'Kente Claus' brings Afrocentric Christmas cheer to Toronto and beyond

As children around the world excitedly prepare for the arrival of Santa Claus, one of his self-described “chief joy officers” is spreading Christmas cheer with an Afrocentric focus in Toronto and beyond.

Dewitt Lee says vision of character came to him as a 'download from heaven'

Kente Claus brings an Afrocentric focus to spreading Christmas cheer. (Paul Smith/CBC)

As children around the world excitedly prepare for the arrival of Santa Claus, one of his self-described "chief joy officers" is spreading Christmas cheer with an Afrocentric focus in Toronto and beyond.

Kente Claus (also known as Dewitt Lee), has been visiting hospitals, shelters and other community organizations since last year. Lee said he began playing the part when the character came to him in a vision. Or, as he calls it, "a download from heaven."

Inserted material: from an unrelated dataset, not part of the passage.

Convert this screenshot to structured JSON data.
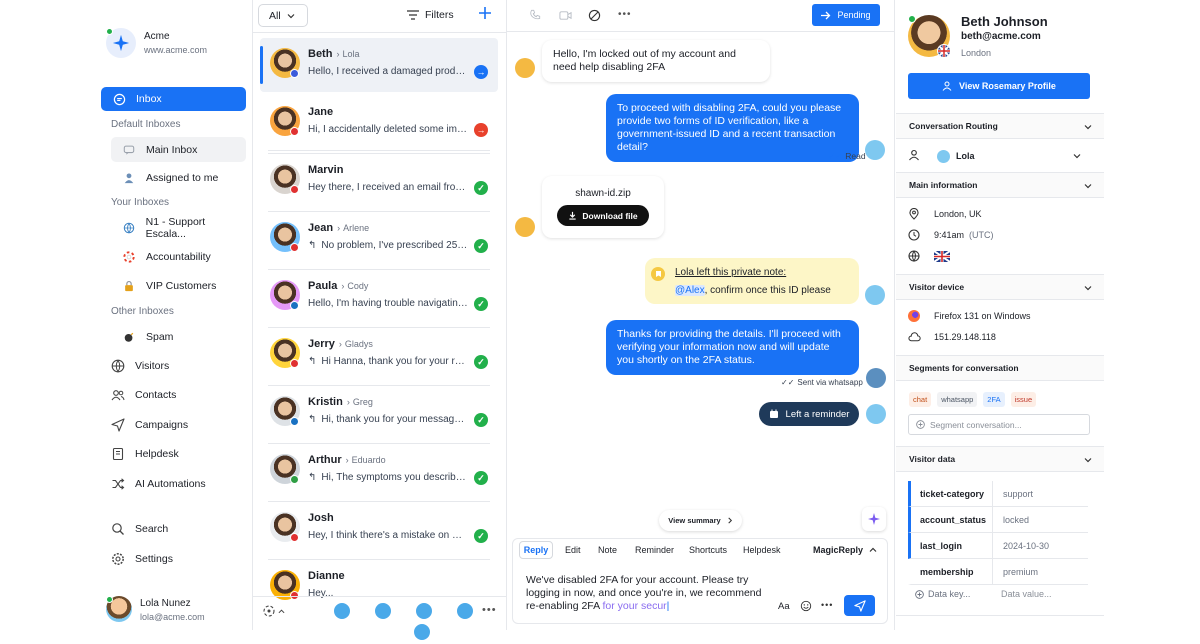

"I was thinking of a way to give back to my community," Lee told CBC Toronto. "And because I have such a great appreciation for what culture brings to our society, I wanted to champion something that also invited culture into it, because it makes it much more rich when culture tells the story."

Lee had been working at a factory. But when he and his colleagues were laid off, he was able to devote himself to the character full time.

And he took the "download from heaven" seriously. He bought a Santa suit, had portraits taken and set up a website advertising Kente Claus's services. The website describes Kente Claus as "an Afrocentric Father Christmas who spreads the true reason for the season.

"His jolly stories of hope, joy and unity are shared through Kwanzaa principles and African proverbs. He shares stories about his travels across the African continent and the Caribbean islands helping out his friend St. Nick," the site reads.

'The reason for the season'

The term "kente" is the type of fabric used in traditional clothing from Ghana. It's a colourful fabric that is also part of storytelling.

Lee notes that the Bible story of Jesus's family fleeing to Egypt is a story about the first Christmas in Africa. He tells that story to talk about miracles, "and to try to help those remember the reason for the season."

It's also a story relevant to Toronto, Lee said.

"To be able to tell the story of a refugee is very important because we are a sanctuary city here in Toronto," he said. "We call to people who are persecuted and open our doors and our shores."

But that doesn't mean children don't get gifts and that Kente Claus doesn't embody some of the spirit of Santa, he said.

Kente Claus works for the "Claus Corporation" as Santa's "chief joy officer" for Africa and the Caribbean, he said.

"We work together to bring joy to children all over the world," he said.
Yolanda Marshall says Kente Claus gives her and others "a sense of belonging." (Paul Smith/CBC)

This week, that joy took the form of the Imagination Youth Awards, which Kente Claus hands out to youths up to age 13 who are doing good for their community or overcoming obstacles to help themselves or others.

On Thursday, Kente Claus presented awards to seven youths in Buffalo, N.Y. On Saturday, he honoured five youths here in Toronto. And he was preparing a video presentation for three young people in Trinidad and Tobago.

'It's a sense of belonging'

Parent Yolanda Marshall, who was at the Imagination awards event on Saturday with her toddler, said "it's a beautiful thing to have a representation in your community about Christmas, a Santa Claus that looks like yourself, a Santa Claus that teaches you about your culture, your history.

"It's a sense of belonging."

Marshall herself is doing her part to remind residents of Caribbean descent about their Christmas traditions with a children's book about foods that are commonly made at this time of year.

The book, A Piece of Black Cake for Santa, includes colourful illustrations.

"I wanted to put out a book for those kids who can relate to this at Christmastime," Marshall said. "It represents us. It represents our home and the foods we eat at Christmas."